WHAT YOU ARE ASKED TO DO: Scan the records that follow, and whenever a line has the word "description", copy it.

SUPPLIED DATA:
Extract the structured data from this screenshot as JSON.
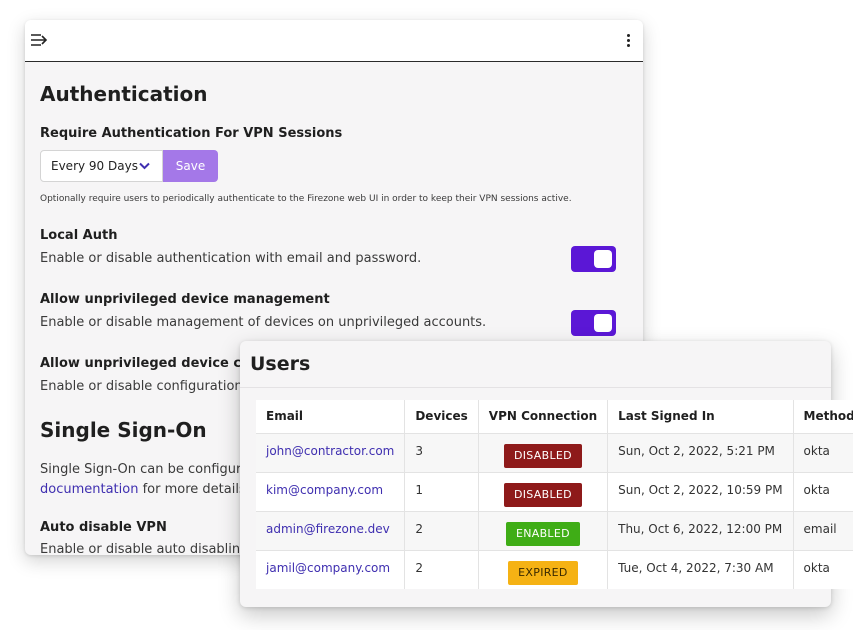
{
  "settings": {
    "authentication_title": "Authentication",
    "require_auth_label": "Require Authentication For VPN Sessions",
    "interval_select_value": "Every 90 Days",
    "save_label": "Save",
    "require_auth_help": "Optionally require users to periodically authenticate to the Firezone web UI in order to keep their VPN sessions active.",
    "local_auth": {
      "title": "Local Auth",
      "description": "Enable or disable authentication with email and password.",
      "enabled": true
    },
    "device_management": {
      "title": "Allow unprivileged device management",
      "description": "Enable or disable management of devices on unprivileged accounts.",
      "enabled": true
    },
    "device_config": {
      "title": "Allow unprivileged device configur",
      "description": "Enable or disable configuration of"
    },
    "sso_title": "Single Sign-On",
    "sso_text_line1": "Single Sign-On can be configured i",
    "sso_doc_link": "documentation",
    "sso_text_line2_rest": " for more details.",
    "auto_disable": {
      "title": "Auto disable VPN",
      "description": "Enable or disable auto disabling V"
    }
  },
  "users": {
    "title": "Users",
    "columns": [
      "Email",
      "Devices",
      "VPN Connection",
      "Last Signed In",
      "Method"
    ],
    "rows": [
      {
        "email": "john@contractor.com",
        "devices": "3",
        "vpn": "DISABLED",
        "vpn_status": "disabled",
        "last_signed_in": "Sun, Oct 2, 2022, 5:21 PM",
        "method": "okta"
      },
      {
        "email": "kim@company.com",
        "devices": "1",
        "vpn": "DISABLED",
        "vpn_status": "disabled",
        "last_signed_in": "Sun, Oct 2, 2022, 10:59 PM",
        "method": "okta"
      },
      {
        "email": "admin@firezone.dev",
        "devices": "2",
        "vpn": "ENABLED",
        "vpn_status": "enabled",
        "last_signed_in": "Thu, Oct 6, 2022, 12:00 PM",
        "method": "email"
      },
      {
        "email": "jamil@company.com",
        "devices": "2",
        "vpn": "EXPIRED",
        "vpn_status": "expired",
        "last_signed_in": "Tue, Oct 4, 2022, 7:30 AM",
        "method": "okta"
      }
    ]
  },
  "colors": {
    "accent": "#5b17d6",
    "save_button": "#a478e8",
    "link": "#3f2fb0",
    "badge_disabled": "#8e1a1a",
    "badge_enabled": "#3fad16",
    "badge_expired": "#f5b214"
  },
  "icons": {
    "menu": "menu-collapse-icon",
    "more": "kebab-menu-icon",
    "select": "chevron-down-icon"
  }
}
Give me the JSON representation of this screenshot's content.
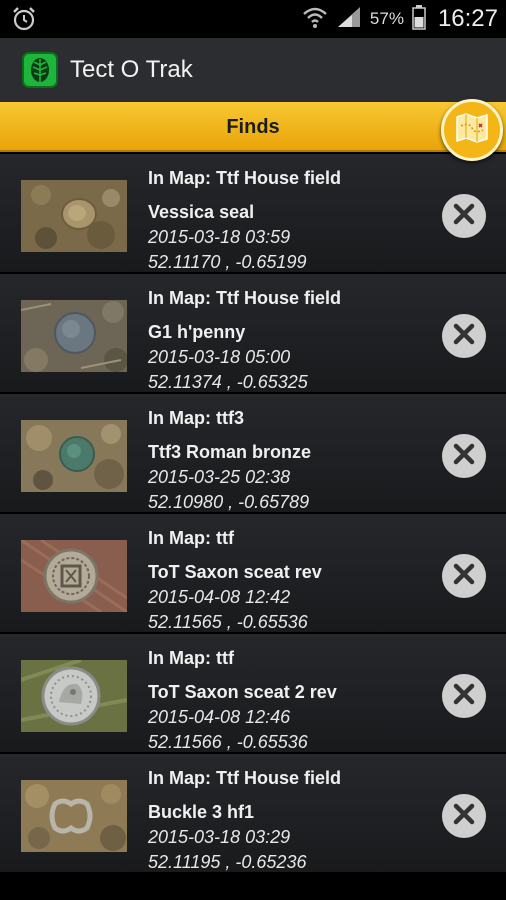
{
  "status_bar": {
    "battery_percent": "57%",
    "time": "16:27",
    "icons": [
      "alarm-clock-icon",
      "wifi-icon",
      "signal-icon",
      "battery-icon"
    ]
  },
  "app": {
    "title": "Tect O Trak",
    "logo": "leaf-logo-icon"
  },
  "finds_header": {
    "title": "Finds",
    "map_button_icon": "map-icon"
  },
  "finds": [
    {
      "map": "In Map: Ttf House field",
      "name": "Vessica seal",
      "date": "2015-03-18 03:59",
      "coords": "52.11170 , -0.65199",
      "thumb": "seal"
    },
    {
      "map": "In Map: Ttf House field",
      "name": "G1 h'penny",
      "date": "2015-03-18 05:00",
      "coords": "52.11374 , -0.65325",
      "thumb": "coin-grey"
    },
    {
      "map": "In Map: ttf3",
      "name": "Ttf3 Roman bronze",
      "date": "2015-03-25 02:38",
      "coords": "52.10980 , -0.65789",
      "thumb": "coin-green"
    },
    {
      "map": "In Map: ttf",
      "name": "ToT Saxon sceat  rev",
      "date": "2015-04-08 12:42",
      "coords": "52.11565 , -0.65536",
      "thumb": "sceat-rev"
    },
    {
      "map": "In Map: ttf",
      "name": "ToT Saxon sceat  2 rev",
      "date": "2015-04-08 12:46",
      "coords": "52.11566 , -0.65536",
      "thumb": "sceat-2"
    },
    {
      "map": "In Map: Ttf House field",
      "name": "Buckle 3 hf1",
      "date": "2015-03-18 03:29",
      "coords": "52.11195 , -0.65236",
      "thumb": "buckle"
    }
  ],
  "colors": {
    "accent": "#f4b616",
    "row_bg": "#212326",
    "app_bar": "#2b2d30",
    "logo_green": "#1fb43c"
  }
}
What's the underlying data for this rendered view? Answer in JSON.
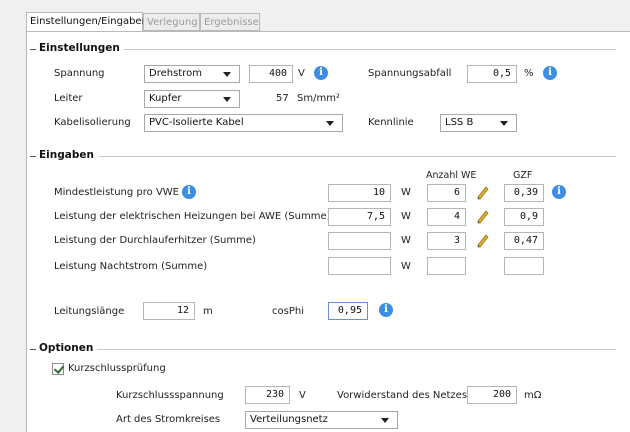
{
  "tabs": [
    {
      "label": "Einstellungen/Eingaben",
      "active": true
    },
    {
      "label": "Verlegung",
      "active": false
    },
    {
      "label": "Ergebnisse",
      "active": false
    }
  ],
  "settings": {
    "title": "Einstellungen",
    "spannung_label": "Spannung",
    "spannung_select": "Drehstrom",
    "spannung_value": "400",
    "spannung_unit": "V",
    "spannungsabfall_label": "Spannungsabfall",
    "spannungsabfall_value": "0,5",
    "spannungsabfall_unit": "%",
    "leiter_label": "Leiter",
    "leiter_select": "Kupfer",
    "leiter_value": "57",
    "leiter_unit": "Sm/mm²",
    "kabel_label": "Kabelisolierung",
    "kabel_select": "PVC-Isolierte Kabel",
    "kennlinie_label": "Kennlinie",
    "kennlinie_select": "LSS B"
  },
  "inputs": {
    "title": "Eingaben",
    "col_anzahl": "Anzahl WE",
    "col_gzf": "GZF",
    "rows": [
      {
        "label": "Mindestleistung pro VWE",
        "value": "10",
        "unit": "W",
        "anzahl": "6",
        "gzf": "0,39"
      },
      {
        "label": "Leistung der elektrischen Heizungen bei AWE (Summe)",
        "value": "7,5",
        "unit": "W",
        "anzahl": "4",
        "gzf": "0,9"
      },
      {
        "label": "Leistung der Durchlauferhitzer (Summe)",
        "value": "",
        "unit": "W",
        "anzahl": "3",
        "gzf": "0,47"
      },
      {
        "label": "Leistung Nachtstrom (Summe)",
        "value": "",
        "unit": "W",
        "anzahl": "",
        "gzf": ""
      }
    ],
    "laenge_label": "Leitungslänge",
    "laenge_value": "12",
    "laenge_unit": "m",
    "cosphi_label": "cosPhi",
    "cosphi_value": "0,95"
  },
  "options": {
    "title": "Optionen",
    "kurzschluss_label": "Kurzschlussprüfung",
    "kurzschluss_checked": true,
    "ks_spannung_label": "Kurzschlussspannung",
    "ks_spannung_value": "230",
    "ks_spannung_unit": "V",
    "vorwiderstand_label": "Vorwiderstand des Netzes",
    "vorwiderstand_value": "200",
    "vorwiderstand_unit": "mΩ",
    "stromkreis_label": "Art des Stromkreises",
    "stromkreis_select": "Verteilungsnetz"
  },
  "icons": {
    "info": "i"
  },
  "colors": {
    "info_blue": "#3c8ee3",
    "pencil": "#d9a72a"
  }
}
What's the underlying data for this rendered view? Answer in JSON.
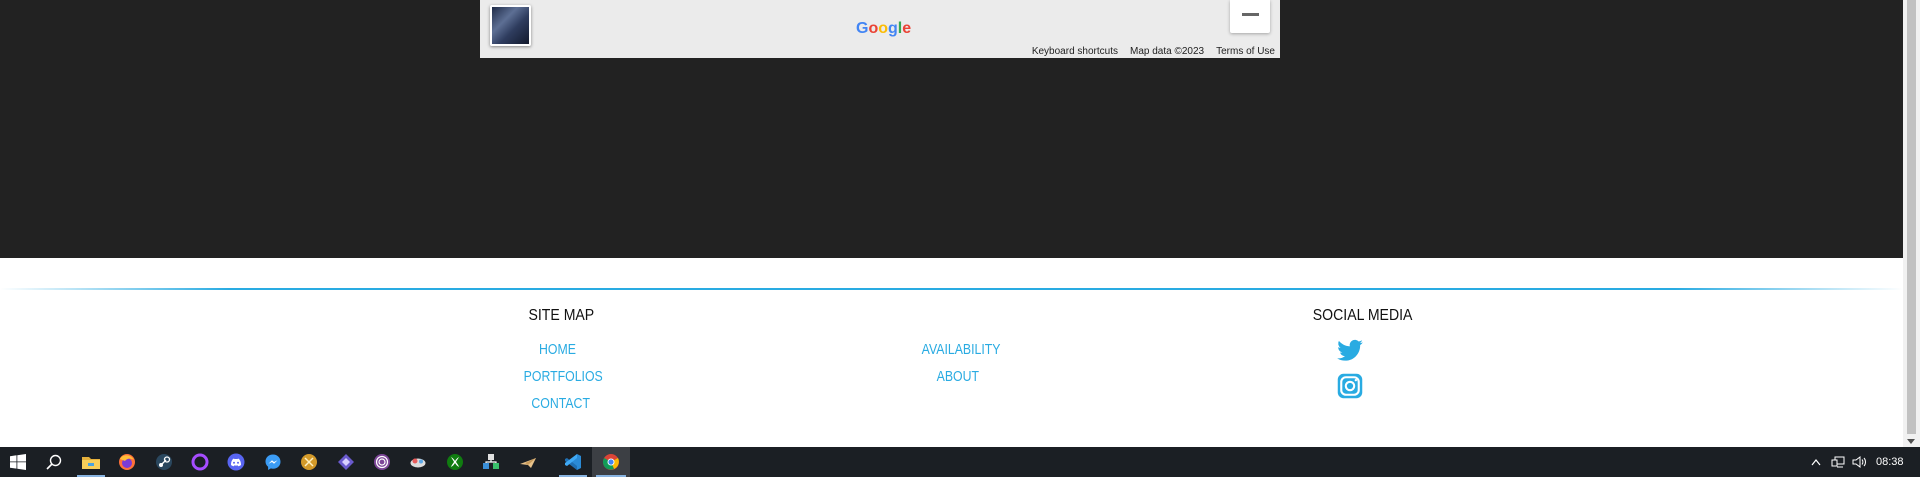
{
  "map": {
    "logo_letters": [
      "G",
      "o",
      "o",
      "g",
      "l",
      "e"
    ],
    "logo_colors": [
      "#4285f4",
      "#ea4335",
      "#fbbc05",
      "#4285f4",
      "#34a853",
      "#ea4335"
    ],
    "keyboard_shortcuts": "Keyboard shortcuts",
    "map_data": "Map data ©2023",
    "terms": "Terms of Use"
  },
  "footer": {
    "accent_color": "#29abe2",
    "site_map": {
      "title": "SITE MAP",
      "links_col1": [
        "HOME",
        "PORTFOLIOS",
        "CONTACT"
      ],
      "links_col2": [
        "AVAILABILITY",
        "ABOUT"
      ]
    },
    "social": {
      "title": "SOCIAL MEDIA",
      "icons": [
        "twitter-icon",
        "instagram-icon"
      ]
    }
  },
  "taskbar": {
    "icons": [
      "start-icon",
      "search-icon",
      "file-explorer-icon",
      "firefox-icon",
      "steam-icon",
      "circle-app-icon",
      "discord-icon",
      "messenger-icon",
      "ball-app-icon",
      "diamond-app-icon",
      "tor-browser-icon",
      "cloud-game-icon",
      "xbox-icon",
      "network-tool-icon",
      "paper-plane-app-icon",
      "vscode-icon",
      "chrome-icon"
    ],
    "clock": "08:38"
  }
}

TASK OUTPUT:
      "description": "Enable or disable authentication with email and password.",
      "description": "Enable or disable management of devices on unprivileged accounts.",
      "description": "Enable or disable configuration of"
      "description": "Enable or disable auto disabling V"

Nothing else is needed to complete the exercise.